The king and queen, the Prince of Wales, Caroline and the rest of the royal family had dined at the Queen’s House (now Buckingham Palace), and around 6pm they left there in a procession of coaches for St James’s (or Carlton House in the case of the prince) where they dressed for the wedding.
The Prince, on leaving the Queen’s House, had a hearty shake of the hand from the King, which brought tears into his eyes. His Majesty saluted the Princess in the Hall, and then got into his carriage, The Prince, after seeing the Princess home, went to Carlton House.
The Prince of Wales wore a blue Genoa velvet coat and breeches, with a silver tissue waistcoat, and coat cuffs richly embroidered with silver and spangles. His Royal Highness wore a diamond star, with an embroidered garter at the knee; diamond shoe and knee-buckles and rich diamond hilted sword, and button and loop. His Royal Highness looked uncommonly well.
It was gone 9 o’clock before everyone was ready and the procession left the drawing room for the Chapel, the Duke of Clarence (later William IV) leading the bride. There was only one mishap. During the marriage ceremony, while kneeling in front of the Archbishop, the prince tried to stand up too soon and the service was stopped; the king noticed the dilemma, rose from his seat and whispered in his son’s ear. George kneeled once more and the service was concluded… was the Prince of Wales in a hurry to get the ceremony over and done with?
The wedding had been highly anticipated by everyone but the Prince of Wales! The following passage is from our latest book, A Georgian Heroine: The Intriguing Life of Rachel Charlotte Williams Biggs, which gives a different view of the wedding from that reported by the newspapers.

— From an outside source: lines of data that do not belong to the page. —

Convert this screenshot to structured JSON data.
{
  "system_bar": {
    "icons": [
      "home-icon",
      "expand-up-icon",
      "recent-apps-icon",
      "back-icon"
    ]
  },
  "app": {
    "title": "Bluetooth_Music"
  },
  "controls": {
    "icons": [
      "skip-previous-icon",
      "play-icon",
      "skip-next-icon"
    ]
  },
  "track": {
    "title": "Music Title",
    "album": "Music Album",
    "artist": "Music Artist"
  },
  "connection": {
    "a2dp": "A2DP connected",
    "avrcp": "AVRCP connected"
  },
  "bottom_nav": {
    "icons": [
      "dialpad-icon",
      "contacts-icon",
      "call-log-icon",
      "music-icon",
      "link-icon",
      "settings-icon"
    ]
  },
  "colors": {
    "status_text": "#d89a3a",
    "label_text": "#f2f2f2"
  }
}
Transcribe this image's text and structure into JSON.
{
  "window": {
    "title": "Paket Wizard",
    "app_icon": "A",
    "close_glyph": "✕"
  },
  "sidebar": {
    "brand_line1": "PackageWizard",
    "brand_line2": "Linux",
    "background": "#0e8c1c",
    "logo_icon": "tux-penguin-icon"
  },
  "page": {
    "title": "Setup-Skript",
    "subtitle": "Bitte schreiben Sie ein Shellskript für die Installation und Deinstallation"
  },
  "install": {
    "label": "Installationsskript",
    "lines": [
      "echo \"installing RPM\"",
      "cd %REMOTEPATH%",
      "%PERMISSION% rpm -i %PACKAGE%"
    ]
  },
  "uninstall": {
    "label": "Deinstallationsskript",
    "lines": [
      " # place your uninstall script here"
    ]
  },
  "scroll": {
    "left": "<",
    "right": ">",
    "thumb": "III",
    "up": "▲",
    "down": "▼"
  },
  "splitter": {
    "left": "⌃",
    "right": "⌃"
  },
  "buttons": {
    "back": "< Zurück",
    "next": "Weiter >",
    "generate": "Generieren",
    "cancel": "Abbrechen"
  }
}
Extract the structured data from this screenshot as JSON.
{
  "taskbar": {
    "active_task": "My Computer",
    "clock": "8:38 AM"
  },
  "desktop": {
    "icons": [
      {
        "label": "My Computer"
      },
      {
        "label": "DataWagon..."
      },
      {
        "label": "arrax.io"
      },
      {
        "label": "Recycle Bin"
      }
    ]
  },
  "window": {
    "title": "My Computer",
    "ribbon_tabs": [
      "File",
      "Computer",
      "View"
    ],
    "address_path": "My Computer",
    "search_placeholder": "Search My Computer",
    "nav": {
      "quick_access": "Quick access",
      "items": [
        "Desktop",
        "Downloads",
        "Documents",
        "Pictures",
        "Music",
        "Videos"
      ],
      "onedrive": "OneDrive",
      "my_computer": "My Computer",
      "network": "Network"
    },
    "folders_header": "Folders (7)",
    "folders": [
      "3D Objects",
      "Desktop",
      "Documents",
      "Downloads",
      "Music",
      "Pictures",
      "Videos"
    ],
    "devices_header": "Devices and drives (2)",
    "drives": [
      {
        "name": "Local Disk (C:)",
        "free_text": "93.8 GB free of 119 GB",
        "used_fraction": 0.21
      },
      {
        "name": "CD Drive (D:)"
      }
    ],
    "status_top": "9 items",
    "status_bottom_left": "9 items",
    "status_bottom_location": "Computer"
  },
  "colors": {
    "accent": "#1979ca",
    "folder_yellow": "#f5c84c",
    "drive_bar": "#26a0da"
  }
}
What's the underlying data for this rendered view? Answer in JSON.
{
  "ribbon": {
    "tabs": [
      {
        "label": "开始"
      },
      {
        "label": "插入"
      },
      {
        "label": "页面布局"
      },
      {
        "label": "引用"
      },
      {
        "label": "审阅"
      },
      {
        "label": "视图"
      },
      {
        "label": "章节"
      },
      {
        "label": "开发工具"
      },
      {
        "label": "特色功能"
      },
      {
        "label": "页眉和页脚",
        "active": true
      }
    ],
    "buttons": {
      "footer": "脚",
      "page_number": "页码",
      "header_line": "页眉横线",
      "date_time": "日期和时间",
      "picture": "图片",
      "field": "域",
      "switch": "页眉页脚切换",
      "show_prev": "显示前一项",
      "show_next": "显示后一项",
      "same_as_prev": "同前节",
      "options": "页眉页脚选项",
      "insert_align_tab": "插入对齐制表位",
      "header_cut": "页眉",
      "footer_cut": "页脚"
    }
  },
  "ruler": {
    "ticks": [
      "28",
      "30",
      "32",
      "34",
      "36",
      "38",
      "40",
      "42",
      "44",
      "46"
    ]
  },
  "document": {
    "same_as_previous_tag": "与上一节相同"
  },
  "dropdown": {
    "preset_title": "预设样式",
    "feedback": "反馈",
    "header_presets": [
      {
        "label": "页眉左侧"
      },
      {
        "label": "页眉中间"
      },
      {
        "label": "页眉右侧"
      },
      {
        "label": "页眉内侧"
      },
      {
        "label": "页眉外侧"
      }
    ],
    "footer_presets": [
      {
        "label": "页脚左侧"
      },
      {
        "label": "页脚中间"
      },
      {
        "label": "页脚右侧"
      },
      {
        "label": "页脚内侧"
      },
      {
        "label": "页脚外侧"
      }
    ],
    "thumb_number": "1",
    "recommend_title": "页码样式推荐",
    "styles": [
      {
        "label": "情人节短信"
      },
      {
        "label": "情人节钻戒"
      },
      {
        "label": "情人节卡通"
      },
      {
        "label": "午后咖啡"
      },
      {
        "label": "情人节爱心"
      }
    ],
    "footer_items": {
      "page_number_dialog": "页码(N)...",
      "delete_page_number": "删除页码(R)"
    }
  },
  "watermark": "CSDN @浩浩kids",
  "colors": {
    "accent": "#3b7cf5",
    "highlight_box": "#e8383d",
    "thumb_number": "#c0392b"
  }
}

George IV, when the Prince of Wales, had married his first cousin, Caroline of Brunswick, under duress and because his father promised to sort out his debts and increase his allowance once he was wed. The marriage, as may have been predicted, was a total disaster. The exuberant Caroline was tactless and had a poor grasp of personal hygiene (she boasted that her personal toilette was but a ‘short’ one). The prince was rolling drunk during the wedding ceremony, recovering enough to consummate his marriage on the wedding night before falling drunk into the grate of the fireplace where Caroline left him. Later he was to claim that he had been intimate with his wife on only three occasions, twice on their wedding night and once on the following night but it proved enough and nine months later Caroline gave birth to a daughter, Princess Charlotte of Wales.
To end this blog, we’ll also share with you an extract from the pages of our second book, A Right Royal Scandal: Two Marriages That Changed History, an anecdote relating to the marriage of George IV’s only legitimate child, his heir, Princess Charlotte of Wales. (George had several reputed illegitimate children; one that he acknowledged privately, if not publicly, was his daughter Georgiana Seymour whose mother was ‘the celebrated’ Grace Dalrymple Elliott.)
Back in London preparations were under way for the wedding of the Prince Regent’s daughter, Princess Charlotte, to the impoverished but handsome Prince Leopold of Saxe-Coburg-Saalfeld (later known as Saxe-Coburg and Gotha); they married at the beginning of May 1816 in the Crimson Drawing Room at the regent’s London residence, Carlton House. The young bride was heard to giggle during the marriage ceremony, which took place on 2 May 1816, when Prince Leopold promised to endow her with all his worldly goods.
An Infamous Mistress: The Life, Loves and Family of the Celebrated Grace Dalrymple Elliott, Joanne Major & Sarah Murden, Pen & Sword, 2016
A Right Royal Scandal: Two Marriages That Changed History, Joanne Major & Sarah Murden, Pen & Sword, 2016
A Georgian Heroine: The Intriguing Life of Rachel Charlotte Williams Biggs, Joanne Major & Sarah Murden, Pen & Sword, 2017
Scot’s Magazine, September 1761 and April 1795
George III: A Personal History, Christopher Hibbert, Viking, 1998